When I used to doodle, paint or make sculptures, the most limiting and frustrating aspect was time-consumption. The fear of messing up the whole work and then starting over again, made it difficult to explore the numerous possibilities that popped up in my mind during the process. My imagination was at best guesswork for predicting the future. There was almost always a disappointing gap between the end result and my intended product, no matter how finely I executed the game plan.

Computer changes everything.

This studio exercise was interesting to say the least. The process of changing one parameter at a time was vaguely familiar yet surprisingly foreign. Within the realm of computer art, Molnár calls it ‘Gradualism’. Upon closer reflection, gradually building up a work of art is something most, if not all art-makings share. Nevertheless, by ‘gradualism’, Vera Molnár meant a different, specific and rather unique tactic. ‘Gradualism’ is a thought-provoking word choice. The vocabulary originates from a natural-scientific root, perhaps geology or the theory of evolution. This root smoothly links gradualism to the technological world, setting the stage for the computer to play an essential role in the creative process.

Based upon my personal encounters (working on this prompt), gradualism feels like a small leap, such as jumping up a single stair-step. The action is quick and effortless, thanks to the computer. After the leap, we can look back and gauge the view, assess if we appreciate it more or not. Molnar shares my view (or more precisely the other way around): She develops a picture by means of a series of small probing steps, and each step is followed by evaluation.

 

The leap from my first picture (see way above) to my second (right underneath) is almost insignificant, yet it provoked something inexplicable in me. An affect, one may say.

The outreach of the figure(s) expands beyond the frame, due to a slight increase in the amount of times the double for-loop runs. 

 

 This next change brings out a new impression, by penetrating and encaging the ‘eyes’ with squarely lines.

 

 Visually, this is the most dramatic shift. Behind the scene it is merely several random() values replacing the constants in the r-g-b color functions. 

 

The last of the series. This is not my favorite out of the five. (Can you guess which is?) It ends here only because the prompt asks to produce five. 

 

To be honest, I found changing one parameter at a time to be quite a drag. In our normal workflow, we can do whatever we want to our code before pressing the ‘run’ button again. We are not conscious of the number of parameters we adjust before re-evaluating the image. There is a lot more freedom, but at the same time we are missing some important insights. Limiting ourselves to changing one parameter at a time enables us to pin-point exactly what works and what doesn’t.

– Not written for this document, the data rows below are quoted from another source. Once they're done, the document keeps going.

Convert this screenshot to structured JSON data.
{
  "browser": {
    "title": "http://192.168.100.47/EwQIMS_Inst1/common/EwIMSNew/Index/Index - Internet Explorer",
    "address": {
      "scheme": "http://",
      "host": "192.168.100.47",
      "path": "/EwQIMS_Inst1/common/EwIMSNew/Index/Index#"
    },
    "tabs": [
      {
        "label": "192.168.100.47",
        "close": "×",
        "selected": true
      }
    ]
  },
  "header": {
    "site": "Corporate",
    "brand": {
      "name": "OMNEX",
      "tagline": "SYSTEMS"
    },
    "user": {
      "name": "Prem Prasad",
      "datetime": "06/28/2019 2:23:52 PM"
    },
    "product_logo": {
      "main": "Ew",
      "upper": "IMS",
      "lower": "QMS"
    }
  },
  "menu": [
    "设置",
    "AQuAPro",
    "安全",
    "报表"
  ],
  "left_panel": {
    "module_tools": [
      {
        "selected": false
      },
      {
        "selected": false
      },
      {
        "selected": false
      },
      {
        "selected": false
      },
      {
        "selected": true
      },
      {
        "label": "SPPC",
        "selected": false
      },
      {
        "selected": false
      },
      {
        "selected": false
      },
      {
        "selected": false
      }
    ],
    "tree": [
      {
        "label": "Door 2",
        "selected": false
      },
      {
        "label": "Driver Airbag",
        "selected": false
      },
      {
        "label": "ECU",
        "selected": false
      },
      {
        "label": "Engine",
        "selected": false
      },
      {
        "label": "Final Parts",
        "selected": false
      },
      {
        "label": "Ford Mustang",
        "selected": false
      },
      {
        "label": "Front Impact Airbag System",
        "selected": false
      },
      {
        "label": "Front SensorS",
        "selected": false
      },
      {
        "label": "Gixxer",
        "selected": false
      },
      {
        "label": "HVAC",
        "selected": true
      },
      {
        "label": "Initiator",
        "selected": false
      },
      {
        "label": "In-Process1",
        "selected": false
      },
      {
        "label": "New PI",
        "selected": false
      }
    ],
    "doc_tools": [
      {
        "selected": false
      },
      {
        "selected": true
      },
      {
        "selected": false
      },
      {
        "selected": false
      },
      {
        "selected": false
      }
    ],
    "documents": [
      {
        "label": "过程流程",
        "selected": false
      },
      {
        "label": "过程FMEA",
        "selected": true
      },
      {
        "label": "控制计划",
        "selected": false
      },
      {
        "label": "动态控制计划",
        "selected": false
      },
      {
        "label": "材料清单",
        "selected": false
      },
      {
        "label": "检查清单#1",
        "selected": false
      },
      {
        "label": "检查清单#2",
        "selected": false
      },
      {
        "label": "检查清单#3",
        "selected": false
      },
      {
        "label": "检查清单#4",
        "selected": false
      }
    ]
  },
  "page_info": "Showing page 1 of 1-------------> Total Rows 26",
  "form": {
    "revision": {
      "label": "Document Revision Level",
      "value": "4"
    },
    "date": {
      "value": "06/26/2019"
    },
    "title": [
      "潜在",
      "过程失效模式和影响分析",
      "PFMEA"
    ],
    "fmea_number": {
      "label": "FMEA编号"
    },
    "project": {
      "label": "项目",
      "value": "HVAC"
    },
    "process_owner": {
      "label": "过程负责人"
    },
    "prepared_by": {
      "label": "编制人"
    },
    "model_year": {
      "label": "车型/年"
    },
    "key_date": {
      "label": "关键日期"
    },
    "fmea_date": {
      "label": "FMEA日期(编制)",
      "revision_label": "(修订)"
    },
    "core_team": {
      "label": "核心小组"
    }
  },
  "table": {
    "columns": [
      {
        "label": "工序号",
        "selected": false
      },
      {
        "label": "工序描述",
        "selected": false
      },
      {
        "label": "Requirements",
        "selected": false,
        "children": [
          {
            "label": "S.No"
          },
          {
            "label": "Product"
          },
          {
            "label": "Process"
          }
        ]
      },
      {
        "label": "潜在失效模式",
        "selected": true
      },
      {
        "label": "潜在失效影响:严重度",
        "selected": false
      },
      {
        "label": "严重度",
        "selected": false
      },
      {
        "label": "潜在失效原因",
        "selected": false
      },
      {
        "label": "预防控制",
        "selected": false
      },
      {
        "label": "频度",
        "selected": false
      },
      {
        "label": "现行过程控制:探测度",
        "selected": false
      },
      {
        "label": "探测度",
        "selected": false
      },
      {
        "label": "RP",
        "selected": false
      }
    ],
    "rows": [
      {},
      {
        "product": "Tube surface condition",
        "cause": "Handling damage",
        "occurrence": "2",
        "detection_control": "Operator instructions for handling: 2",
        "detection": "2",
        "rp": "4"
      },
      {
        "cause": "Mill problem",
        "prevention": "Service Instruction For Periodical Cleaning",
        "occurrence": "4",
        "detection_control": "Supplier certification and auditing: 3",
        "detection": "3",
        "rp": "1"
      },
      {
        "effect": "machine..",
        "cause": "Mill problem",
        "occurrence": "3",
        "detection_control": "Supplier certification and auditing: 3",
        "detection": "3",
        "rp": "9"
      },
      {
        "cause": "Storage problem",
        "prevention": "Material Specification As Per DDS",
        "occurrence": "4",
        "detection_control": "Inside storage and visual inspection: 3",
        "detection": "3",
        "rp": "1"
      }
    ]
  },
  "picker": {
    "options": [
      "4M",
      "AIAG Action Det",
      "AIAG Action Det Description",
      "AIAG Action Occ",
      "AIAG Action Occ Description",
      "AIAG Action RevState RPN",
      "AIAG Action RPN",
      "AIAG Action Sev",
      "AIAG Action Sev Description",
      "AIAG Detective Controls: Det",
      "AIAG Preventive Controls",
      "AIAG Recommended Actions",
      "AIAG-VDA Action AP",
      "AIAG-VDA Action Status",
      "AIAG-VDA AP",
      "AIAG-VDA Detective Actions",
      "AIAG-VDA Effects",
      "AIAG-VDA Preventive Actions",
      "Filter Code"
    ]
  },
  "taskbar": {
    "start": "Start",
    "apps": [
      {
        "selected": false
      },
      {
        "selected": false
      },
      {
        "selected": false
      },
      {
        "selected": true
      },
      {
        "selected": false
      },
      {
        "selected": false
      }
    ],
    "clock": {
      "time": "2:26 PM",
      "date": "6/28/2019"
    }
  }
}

I noticed that most of my classmates randomized the geometrical shapes’ sizes and positions to generate unpredictability and thus adding intrigue to the images. I tinkered with the idea as well, but none of the experiments were fruitful, and by ‘fruitful’ I mean making my own eyes happy. At the end I leaned on simplicity.

One fantastic aspect of making art with the computer is that we can trial and error as many times as we want. Mistakes are the essence of how an art can grow, especially when we can critically appreciate our mistakes and build upon them. Thus is the beauty of ‘Gradualism’.